So, let’s talk about sight words. Do we really need them? In a word- YES! Sight words are important, and they’re here to stay. There are many benefits to learning new sight words for young students. Sight words allow emergent readers to develop reading fluency, while also strengthening their vocabulary and writing skills. Sight words enable students to recognize and read a word without the need to stop and sound it out. Can you imagine how frustrating it would be to sound out every word in a sentence, every time you read? Sight word recognition eliminates this frustration. Plus, there are words that cannot be easily sounded out or decoded. Some words simply do not follow the rules of phonics. Students need the ability to identify them on sight! Grab a FREEBIE here.
Sight Words and Reading Comprehension
Reading comprehension is a necessary life-skill for students. Without fluent comprehension, students will fail to retain information and even become poor readers. Did you know that students’ reading ability in the third grade is an indicator of future success? There are some states that build prisons based on the reading comprehension ability of their third grade students. I heard someone else say this, and I don’t remember who it was, but it’s important enough that it needs to be shared. Let’s build college dorms based on those scores, and not prison bunks! Literacy Mid-South has an interesting blog post HERE about the link between incarceration and low literacy.
When students learn sight words, they are building the foundation necessary to become successful readers and writers.

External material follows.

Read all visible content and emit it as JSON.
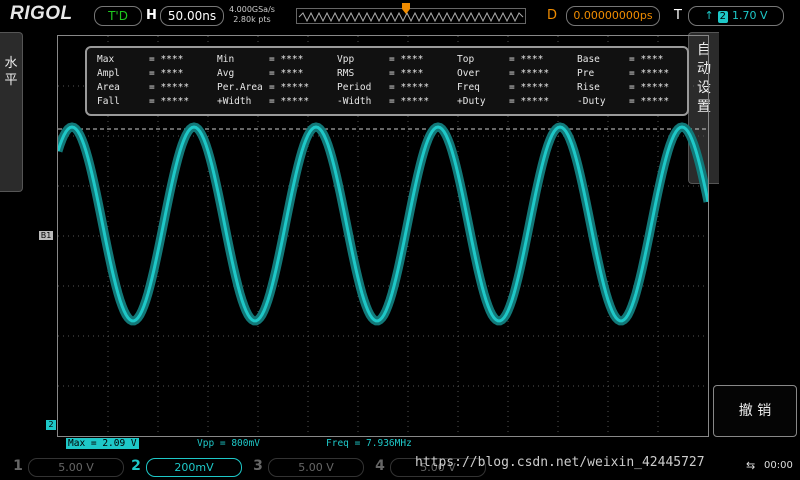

Automatic sight word recognition provides students with the ability to quickly read and comprehend without decoding words. Sight words build accuracy as well as speed when reading. This all creates the groundwork for strong reading comprehension skills.
Phonics and Sight Words: A Balanced Approach
Sight words are crucial, but without phonics skills, readers will lack the fluency needed to move into reading comprehension. Just like students can’t be expected to sound out every single unknown word they encounter when reading a new text, students likewise can’t be expected to memorize by sight every single word they may encounter. Therefore, reading teachers must take a balanced approach to teaching literacy skills to their students.
Before students can learn how to read, they first need the concept of phonics. Students have to know what letters are, that they go together to make words, that words have meaning…. You see where I’m going? You can’t just jump right in with sight words. Young children have no concept of print. You must teach them to distinguish the difference between a given letter, a number, or simply just a scribble on a sheet of paper. They are all just symbols on a piece of paper until the teacher helps the child develop an understanding of their meaning. Phonics instruction will provide kids with the letter recognition needed to become familiar with sight words. Without phonics, sight word identification is nearly impossible.
Sight Word or High-Frequency Word?
You may be familiar with the common term “high-frequency word,” but what exactly does that mean? In a nutshell, high-frequency words are those that children will encounter frequently in text, that is… the words occur with HIGH frequency.
Most people refer to sight words and high-frequency words synonymously. I even do so myself. Some may argue though that high-frequency words are not quite the same as sight words. Now, I’m one who will definitely hear out both sides of a debate before making my decision, so please stay with me here…. Some say that a high-frequency word is only also a sight word when the child knows it on sight. OK. Anyway you choose to call them, sight words, high-frequency words, or sight words that appear with high frequency, we can all still agree that these words are critical to beginning readers’ success!
Dolch vs. Fry Sight Word Lists
The two most common sight word lists students will encounter are the Dolch and Fry lists.
Dolch sight words, trademarked by Edward William Dolch, were developed by compiling the most common words in children’s literature at the time. This list contains 220 words with a separate list for 95 nouns. While this list was created in 1936, a majority of the words (50-75%) of words are still relevant today. These words are divided into five lists.
Next, there is the collection of Fry Sight Words, developed in 1957 and then later updated in the 1980s by Dr. Edward Fry. He compiled a list of the most common 1,000 words encountered in print. However, this list does not contain nouns. These words are broken into 10 groups.
Given these points, there is no right or wrong list. Choose which list works the best for your students. However, the Fry List is more modern, and the words are frequently found in text today.
Activities to Practice Sight Words
There are so many ways to practice sight words. An old, but tried and true method is none-other than FLASHCARDS. Sort and even play games with them. It’s a simple but effective way for students to identify new words. Create center activities or use them for intervention. There are also new digital versions that support virtual learning but are still engaging like hands-on activities.
Because I believe that sight words are a BIG deal, I created a resource that is versatile for all students to use. This BIG BUNDLE of digital sight word activities and games is perfect for traditional face-to-face learning, distance learning, and even homeschool students. The best part is that you can grab a FREE set right here, right now! This freebie features the sight word “YOU” and can be used whole group, small group, or even as an independent learning activity. Students will love this interactive practice in Google Slides. They will learn word recognition by tracing the dotted letters, word shapes, spelling with letter tiles, fancy font puzzles, and so much more! You’ll love it, and so will your students.
In any event, check out the freebie and let me know what you think! I’d love to connect with you on social media. I love to see when my resources are helping kids. Feel free to tag me @teachermood on Instagram and Facebook!